The full set of entries should be repeated without a single change.
Source records: Begin
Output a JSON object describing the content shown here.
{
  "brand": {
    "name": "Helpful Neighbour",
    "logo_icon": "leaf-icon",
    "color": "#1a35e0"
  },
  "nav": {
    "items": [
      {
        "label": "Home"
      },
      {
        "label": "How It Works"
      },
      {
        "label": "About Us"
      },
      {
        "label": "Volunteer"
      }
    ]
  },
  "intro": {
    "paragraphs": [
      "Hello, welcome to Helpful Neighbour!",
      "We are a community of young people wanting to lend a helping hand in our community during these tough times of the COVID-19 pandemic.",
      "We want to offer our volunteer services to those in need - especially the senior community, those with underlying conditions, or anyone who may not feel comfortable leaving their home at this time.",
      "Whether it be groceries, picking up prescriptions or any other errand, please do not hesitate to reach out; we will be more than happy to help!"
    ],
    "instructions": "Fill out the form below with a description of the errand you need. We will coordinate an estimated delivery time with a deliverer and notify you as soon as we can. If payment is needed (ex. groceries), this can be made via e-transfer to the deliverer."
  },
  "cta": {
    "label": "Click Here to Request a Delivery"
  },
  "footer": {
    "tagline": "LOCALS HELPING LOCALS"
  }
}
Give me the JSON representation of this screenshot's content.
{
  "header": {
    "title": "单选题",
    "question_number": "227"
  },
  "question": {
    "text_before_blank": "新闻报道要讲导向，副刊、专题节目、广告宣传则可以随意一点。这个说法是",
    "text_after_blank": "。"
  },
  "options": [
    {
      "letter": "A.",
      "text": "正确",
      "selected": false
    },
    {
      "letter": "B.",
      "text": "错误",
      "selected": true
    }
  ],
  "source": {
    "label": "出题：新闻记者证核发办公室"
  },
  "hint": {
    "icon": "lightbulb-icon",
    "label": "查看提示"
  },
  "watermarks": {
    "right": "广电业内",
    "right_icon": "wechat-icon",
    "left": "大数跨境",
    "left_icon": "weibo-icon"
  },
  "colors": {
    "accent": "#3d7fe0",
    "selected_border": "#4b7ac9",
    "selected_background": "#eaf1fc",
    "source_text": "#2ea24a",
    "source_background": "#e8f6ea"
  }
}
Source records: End
Result for this task:
Output a JSON object describing the content shown here.
{
  "brand": {
    "name": "Helpful Neighbour",
    "logo_icon": "leaf-icon",
    "color": "#1a35e0"
  },
  "nav": {
    "items": [
      {
        "label": "Home"
      },
      {
        "label": "How It Works"
      },
      {
        "label": "About Us"
      },
      {
        "label": "Volunteer"
      }
    ]
  },
  "intro": {
    "paragraphs": [
      "Hello, welcome to Helpful Neighbour!",
      "We are a community of young people wanting to lend a helping hand in our community during these tough times of the COVID-19 pandemic.",
      "We want to offer our volunteer services to those in need - especially the senior community, those with underlying conditions, or anyone who may not feel comfortable leaving their home at this time.",
      "Whether it be groceries, picking up prescriptions or any other errand, please do not hesitate to reach out; we will be more than happy to help!"
    ],
    "instructions": "Fill out the form below with a description of the errand you need. We will coordinate an estimated delivery time with a deliverer and notify you as soon as we can. If payment is needed (ex. groceries), this can be made via e-transfer to the deliverer."
  },
  "cta": {
    "label": "Click Here to Request a Delivery"
  },
  "footer": {
    "tagline": "LOCALS HELPING LOCALS"
  }
}
Give me the JSON representation of this screenshot's content.
{
  "header": {
    "title": "单选题",
    "question_number": "227"
  },
  "question": {
    "text_before_blank": "新闻报道要讲导向，副刊、专题节目、广告宣传则可以随意一点。这个说法是",
    "text_after_blank": "。"
  },
  "options": [
    {
      "letter": "A.",
      "text": "正确",
      "selected": false
    },
    {
      "letter": "B.",
      "text": "错误",
      "selected": true
    }
  ],
  "source": {
    "label": "出题：新闻记者证核发办公室"
  },
  "hint": {
    "icon": "lightbulb-icon",
    "label": "查看提示"
  },
  "watermarks": {
    "right": "广电业内",
    "right_icon": "wechat-icon",
    "left": "大数跨境",
    "left_icon": "weibo-icon"
  },
  "colors": {
    "accent": "#3d7fe0",
    "selected_border": "#4b7ac9",
    "selected_background": "#eaf1fc",
    "source_text": "#2ea24a",
    "source_background": "#e8f6ea"
  }
}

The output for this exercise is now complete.